### Data section ###

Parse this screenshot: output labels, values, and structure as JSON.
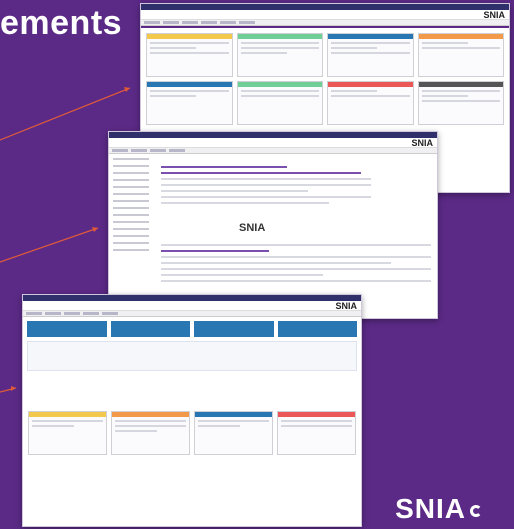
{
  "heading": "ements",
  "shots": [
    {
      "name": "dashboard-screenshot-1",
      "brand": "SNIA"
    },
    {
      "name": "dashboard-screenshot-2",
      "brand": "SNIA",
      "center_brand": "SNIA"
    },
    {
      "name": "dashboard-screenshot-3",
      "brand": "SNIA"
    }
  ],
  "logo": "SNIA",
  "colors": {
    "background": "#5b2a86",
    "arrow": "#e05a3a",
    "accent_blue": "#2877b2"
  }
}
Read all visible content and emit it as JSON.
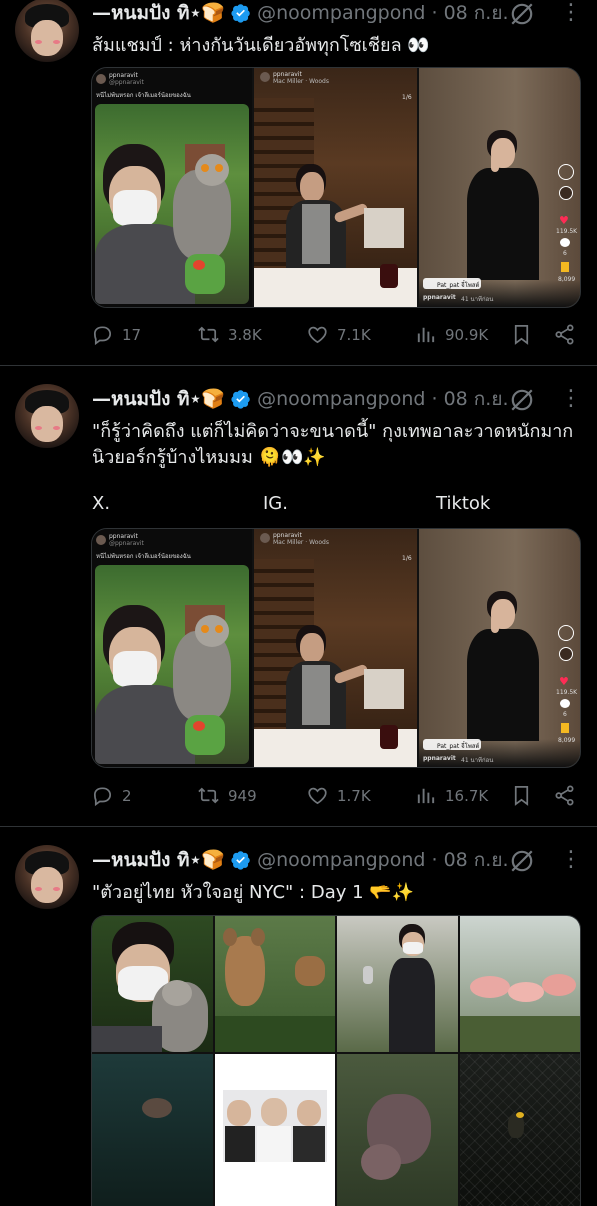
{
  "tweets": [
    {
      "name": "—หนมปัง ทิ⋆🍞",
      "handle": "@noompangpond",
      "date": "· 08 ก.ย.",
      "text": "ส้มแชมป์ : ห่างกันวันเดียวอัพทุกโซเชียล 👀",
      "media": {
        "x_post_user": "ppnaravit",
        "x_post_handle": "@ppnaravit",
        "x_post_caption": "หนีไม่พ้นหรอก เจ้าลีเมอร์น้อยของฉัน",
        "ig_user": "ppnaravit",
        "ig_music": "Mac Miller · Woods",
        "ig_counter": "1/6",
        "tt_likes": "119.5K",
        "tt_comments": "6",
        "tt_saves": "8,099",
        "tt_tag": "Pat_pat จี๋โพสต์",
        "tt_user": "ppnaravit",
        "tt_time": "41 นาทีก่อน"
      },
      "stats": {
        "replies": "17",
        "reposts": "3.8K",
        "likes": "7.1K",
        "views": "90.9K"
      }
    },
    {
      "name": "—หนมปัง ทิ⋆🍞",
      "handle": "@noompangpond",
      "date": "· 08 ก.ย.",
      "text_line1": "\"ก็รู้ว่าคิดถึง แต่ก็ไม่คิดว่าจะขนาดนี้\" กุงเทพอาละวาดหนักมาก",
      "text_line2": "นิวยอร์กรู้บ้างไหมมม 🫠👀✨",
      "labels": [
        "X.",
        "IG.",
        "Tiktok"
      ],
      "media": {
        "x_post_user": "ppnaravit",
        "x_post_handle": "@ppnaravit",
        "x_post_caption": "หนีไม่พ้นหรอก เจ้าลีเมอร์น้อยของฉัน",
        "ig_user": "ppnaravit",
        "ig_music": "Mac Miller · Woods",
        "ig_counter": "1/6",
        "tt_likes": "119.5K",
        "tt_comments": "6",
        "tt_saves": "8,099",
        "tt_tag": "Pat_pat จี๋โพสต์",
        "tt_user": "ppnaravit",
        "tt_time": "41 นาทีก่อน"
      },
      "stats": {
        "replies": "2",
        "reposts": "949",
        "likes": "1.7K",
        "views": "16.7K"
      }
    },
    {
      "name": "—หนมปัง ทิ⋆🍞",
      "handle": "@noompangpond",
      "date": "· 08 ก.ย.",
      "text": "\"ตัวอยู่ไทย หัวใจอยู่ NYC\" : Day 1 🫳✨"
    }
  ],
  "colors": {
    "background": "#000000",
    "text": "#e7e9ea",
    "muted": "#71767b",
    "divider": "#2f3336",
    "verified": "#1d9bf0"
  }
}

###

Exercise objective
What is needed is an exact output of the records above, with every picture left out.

Answer space
Parse this screenshot: output labels, values, and structure as JSON.
{
  "heading": "ements",
  "shots": [
    {
      "name": "dashboard-screenshot-1",
      "brand": "SNIA"
    },
    {
      "name": "dashboard-screenshot-2",
      "brand": "SNIA",
      "center_brand": "SNIA"
    },
    {
      "name": "dashboard-screenshot-3",
      "brand": "SNIA"
    }
  ],
  "logo": "SNIA",
  "colors": {
    "background": "#5b2a86",
    "arrow": "#e05a3a",
    "accent_blue": "#2877b2"
  }
}
Read all visible content and emit it as JSON.
{
  "tweets": [
    {
      "name": "—หนมปัง ทิ⋆🍞",
      "handle": "@noompangpond",
      "date": "· 08 ก.ย.",
      "text": "ส้มแชมป์ : ห่างกันวันเดียวอัพทุกโซเชียล 👀",
      "media": {
        "x_post_user": "ppnaravit",
        "x_post_handle": "@ppnaravit",
        "x_post_caption": "หนีไม่พ้นหรอก เจ้าลีเมอร์น้อยของฉัน",
        "ig_user": "ppnaravit",
        "ig_music": "Mac Miller · Woods",
        "ig_counter": "1/6",
        "tt_likes": "119.5K",
        "tt_comments": "6",
        "tt_saves": "8,099",
        "tt_tag": "Pat_pat จี๋โพสต์",
        "tt_user": "ppnaravit",
        "tt_time": "41 นาทีก่อน"
      },
      "stats": {
        "replies": "17",
        "reposts": "3.8K",
        "likes": "7.1K",
        "views": "90.9K"
      }
    },
    {
      "name": "—หนมปัง ทิ⋆🍞",
      "handle": "@noompangpond",
      "date": "· 08 ก.ย.",
      "text_line1": "\"ก็รู้ว่าคิดถึง แต่ก็ไม่คิดว่าจะขนาดนี้\" กุงเทพอาละวาดหนักมาก",
      "text_line2": "นิวยอร์กรู้บ้างไหมมม 🫠👀✨",
      "labels": [
        "X.",
        "IG.",
        "Tiktok"
      ],
      "media": {
        "x_post_user": "ppnaravit",
        "x_post_handle": "@ppnaravit",
        "x_post_caption": "หนีไม่พ้นหรอก เจ้าลีเมอร์น้อยของฉัน",
        "ig_user": "ppnaravit",
        "ig_music": "Mac Miller · Woods",
        "ig_counter": "1/6",
        "tt_likes": "119.5K",
        "tt_comments": "6",
        "tt_saves": "8,099",
        "tt_tag": "Pat_pat จี๋โพสต์",
        "tt_user": "ppnaravit",
        "tt_time": "41 นาทีก่อน"
      },
      "stats": {
        "replies": "2",
        "reposts": "949",
        "likes": "1.7K",
        "views": "16.7K"
      }
    },
    {
      "name": "—หนมปัง ทิ⋆🍞",
      "handle": "@noompangpond",
      "date": "· 08 ก.ย.",
      "text": "\"ตัวอยู่ไทย หัวใจอยู่ NYC\" : Day 1 🫳✨"
    }
  ],
  "colors": {
    "background": "#000000",
    "text": "#e7e9ea",
    "muted": "#71767b",
    "divider": "#2f3336",
    "verified": "#1d9bf0"
  }
}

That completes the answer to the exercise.